Though brought about due to a cataclysmic event, the human story of Hello from Taiwan is a situation happening with increasing frequency. Living in different countries, spouses and siblings are separated for some time. In the case of this story, an earthquake has brought a five-year-old Taiwanese American girl named Christy (Brandilyn Cheah of NBC’s multiple Primetime Emmy Award-Winning Series This is Us) and her mother to reunite with her father and two older sisters. Christy’s experience profoundly displays the layered separation one can feel, even at such a tender age. Beyond the cultural divide, she battles with the presence of siblings who have spent a year becoming closer to each other while furthering their distance (literally and emotionally) from her, as well as the unspoken rift between her parents. This is eloquently displayed as Christy uses a fork at dinner while her mother and sisters’ utensil of choice is chopsticks. The earthquake depicted in the first scenes of this film becomes a template for Christy’s world which cracks and threatens to crumble around her, consuming her happiness.
Writer/Director Tiffany Frances’s vision for Hello from Taiwan is a result of working with an extraordinary producer like Guo Guo. From casting three adolescent girls fluent in both Mandarin and English and the procurement of famed Taiwanese actors Janet Hsieh (of the Netflix series The Ghost Bride) as Joyce [mother] and Barney Cheng as Barry [father] to manifesting San Jose California in the early 90’s, the seeming mundane qualities depicted in the film are deceptive. The effort it took to create this world is not something you want the audience to notice when watching a film such as this. Guo Guo relates, “There are aspects you just don’t think about when watching this film. The airports of 1992 just don’t look the same as they did in 2020. There’s a lot of work put into taking the audience back to this time whether that’s the look of a California airport, the cars that characters own and drive, or even the houses they live in.” The world which Guo Guo and her producing partners Wenjie Kong, Marina Viscun together with Tiffany created with production designer Shi Min Yong is astounding in it’s perfect simulation of California before the turn of the century.

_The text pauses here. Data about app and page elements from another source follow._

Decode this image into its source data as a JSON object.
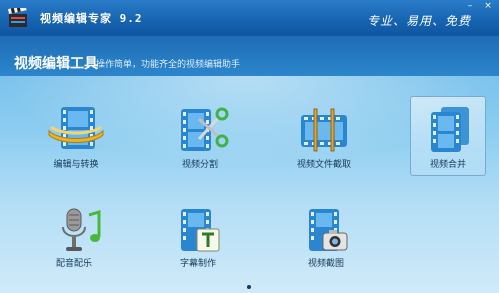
{
  "window": {
    "title": "视频编辑专家 9.2",
    "minimize_icon": "minimize-icon",
    "close_icon": "close-icon",
    "minimize_glyph": "–",
    "close_glyph": "×"
  },
  "slogan": "专业、易用、免费",
  "header": {
    "title": "视频编辑工具",
    "description": "操作简单，功能齐全的视频编辑助手"
  },
  "tools": [
    {
      "label": "编辑与转换",
      "icon": "film-edit-convert-icon"
    },
    {
      "label": "视频分割",
      "icon": "film-scissors-icon"
    },
    {
      "label": "视频文件截取",
      "icon": "film-trim-icon"
    },
    {
      "label": "视频合并",
      "icon": "film-merge-icon",
      "selected": true
    },
    {
      "label": "配音配乐",
      "icon": "microphone-icon"
    },
    {
      "label": "字幕制作",
      "icon": "subtitle-icon"
    },
    {
      "label": "视频截图",
      "icon": "film-camera-icon"
    }
  ],
  "colors": {
    "titlebar": "#1765b2",
    "background": "#8dcdf0",
    "film": "#2b86d2",
    "label_text": "#163a5a"
  }
}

An audience typically credits the actors and the director for establishing the emotional connection they establish with a film. While this is most certainly a vital part of the experience, it’s obvious in a film such as Hello from Taiwan that a producer as invested and talented as Guo Guo is equal in importance. The cast appears on screen as a result of the belief of the producer. The time-travel which the cast and audience experiences is similarly the fruit of the seeds planted by Guo Guo. Yes, there are many great producers in the industry but the belief in the story and personal connection with the script for this producer catapulted the film to its incredible outcome. Hello from Taiwan is a painful tale, but one full of beauty if you know where to look: in the love the parents have for their children even while being torn from them, in the kindness a sister shows another during an argument, in the longing a little girl has to be loved. Hello from Taiwan is a great film because great filmmakers like Guo Guo pushed it to be great. Among others, Hello from Taiwan has received awards from the Los Angeles Asian Pacific Film Festival, Imagine This Women’s International Film Festival, Oxford Film Festival, Toronto Shorts Film Festival, and notably the Grand Jury Prize at the Taiwanese American Film Festival.